By Peter Lynch, Campaign Director, Supawomen
This week saw Labor perform a double summersault on the issue of superannuation on paid parental leave. In the 2019 poll, the party campaigned hard on the promise of helping cut the retirement savings gender gap.
Just before the current election campaign, they announced it would not be on the agenda. It created such an outcry that Shadow Treasurer Jim Chalmers was forced to say they were reconsidering.
In the end, it was left to Shadow Minister for Women Tanya Plibersek – already facing rumours that she’s on an outer with the Albanese leadership team – to pronounce the policy dead.
“It’s not a policy we’re taking to this election; it’s important we continue to see reform to paid parental leave,” she told the ABC.

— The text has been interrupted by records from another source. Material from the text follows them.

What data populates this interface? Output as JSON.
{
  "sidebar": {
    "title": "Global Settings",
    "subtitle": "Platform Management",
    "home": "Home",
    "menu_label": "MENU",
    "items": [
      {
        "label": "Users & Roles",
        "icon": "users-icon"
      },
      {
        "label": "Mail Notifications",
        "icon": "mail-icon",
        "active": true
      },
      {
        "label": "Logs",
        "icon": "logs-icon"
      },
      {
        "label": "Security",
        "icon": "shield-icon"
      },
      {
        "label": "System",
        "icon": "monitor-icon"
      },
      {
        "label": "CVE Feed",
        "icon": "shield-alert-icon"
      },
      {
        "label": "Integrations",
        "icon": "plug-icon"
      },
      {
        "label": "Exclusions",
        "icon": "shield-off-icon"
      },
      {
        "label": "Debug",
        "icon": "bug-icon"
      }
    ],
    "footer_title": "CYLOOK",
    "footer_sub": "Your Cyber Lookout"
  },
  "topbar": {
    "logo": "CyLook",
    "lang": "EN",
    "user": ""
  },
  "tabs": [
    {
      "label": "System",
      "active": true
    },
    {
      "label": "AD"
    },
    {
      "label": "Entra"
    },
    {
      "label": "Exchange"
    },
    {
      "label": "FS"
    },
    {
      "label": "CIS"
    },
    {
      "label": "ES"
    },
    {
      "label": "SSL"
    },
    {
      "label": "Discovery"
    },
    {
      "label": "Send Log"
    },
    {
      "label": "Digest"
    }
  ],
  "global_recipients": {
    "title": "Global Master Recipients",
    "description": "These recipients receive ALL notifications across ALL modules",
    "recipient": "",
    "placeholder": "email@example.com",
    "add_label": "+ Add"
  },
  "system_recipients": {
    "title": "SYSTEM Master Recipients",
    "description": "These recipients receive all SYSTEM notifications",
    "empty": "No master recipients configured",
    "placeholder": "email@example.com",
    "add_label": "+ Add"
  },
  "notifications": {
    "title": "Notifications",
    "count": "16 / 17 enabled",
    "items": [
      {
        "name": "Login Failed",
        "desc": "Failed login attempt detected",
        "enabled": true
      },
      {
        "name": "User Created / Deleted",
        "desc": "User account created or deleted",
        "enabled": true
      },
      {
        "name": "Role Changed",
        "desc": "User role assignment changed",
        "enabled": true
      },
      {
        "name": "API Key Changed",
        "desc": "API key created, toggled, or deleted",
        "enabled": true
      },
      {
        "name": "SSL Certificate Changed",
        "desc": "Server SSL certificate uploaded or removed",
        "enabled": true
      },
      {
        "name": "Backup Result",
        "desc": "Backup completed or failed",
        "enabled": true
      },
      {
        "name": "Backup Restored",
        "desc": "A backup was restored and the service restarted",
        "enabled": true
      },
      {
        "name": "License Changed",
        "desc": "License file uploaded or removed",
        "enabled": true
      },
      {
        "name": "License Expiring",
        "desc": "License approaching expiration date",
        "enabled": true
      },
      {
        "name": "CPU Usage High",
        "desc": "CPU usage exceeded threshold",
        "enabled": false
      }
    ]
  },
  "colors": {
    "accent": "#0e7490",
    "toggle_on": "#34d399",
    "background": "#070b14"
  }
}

“It’s Labor that introduced paid parental leave, we want to see improvements in it over time. It isn’t possible for us to fix every problem that this government has created, including the problem of the superannuation pay gap, in our first term of government.”
Her words echo those of Treasurer Josh Frydenberg when we asked him last month about the Coalition’s support for the initiative. Like Labor, they had come close to supporting it until, ironically, Minister for Families and Social Services Anne Ruston blocked it.
After suggesting that a 2020 Retirement Income Review had said the results of paying super on parental leave would be negligible – in fact, the Review supported the idea and said the payments should be made – he told us: “I can’t do everything”.
So that leaves only the Greens and Independents supporting a scheme that would impact 160,000 new mothers every year and help erode a savings gap of up to $150,000 which can mean the difference between a comfortable retirement at the end of a working life, or penury.
Really simple Money, a financial literacy website for 30+ women, started a campaign to win this important change for women three months ago, after it was revealed that those aged 55+ are the fastest growing group of homeless in Australia.
These are retired professionals who have given a lifetime of service and brought up families. But because of a lack of financial education and often believing husbands and family would take care of them, end up with no savings to take care of their old age.
How can this happen? The answer today is that 88 per cent of those who leave the workforce to bring up children are women. And they go on to continue carrying for children for five years. They might take part time work, but mot won’t regain the status their career had before they had children.
And because they did not receive any super payment during those years, the gap beings to open up and is rarely replaced. A lack of awareness, and a high divorce rate.
Those like Anne Ruston, who apparently believes it is too expensive, are just wrong. It costs around $200 million a year – less, as the Greens are fond of pointing out, than the cost of the commuter car parks the Coalition is promising for marginal seats.
We polled 1,000 mainly women in February – and 82 per cent of them said they were in favour of super payments on parental leave, and 71.4 per cent told us they didn’t think they would have enough saved to allow them to leave work.
Perhaps more shocking, 60.4 per cent said they had no idea how much they’d need for a comfortable retirement because they hadn’t thought about it. And 92 per cent of those we spoke to said they would factor in support for the policy when it came to casting their vote on May 21.
Many political pundits believe women will be the most powerful force in this election. Yet strangely, their issues – and their strongest political representatives – appear to have been sidelined and silenced.
As we approach the pointy end of this campaign, it’s not too late for one of the parties to announce a re-examination of the case for super on parental leave – and, at the very least, an awareness program to ensure women realise the consequences of the gender cap.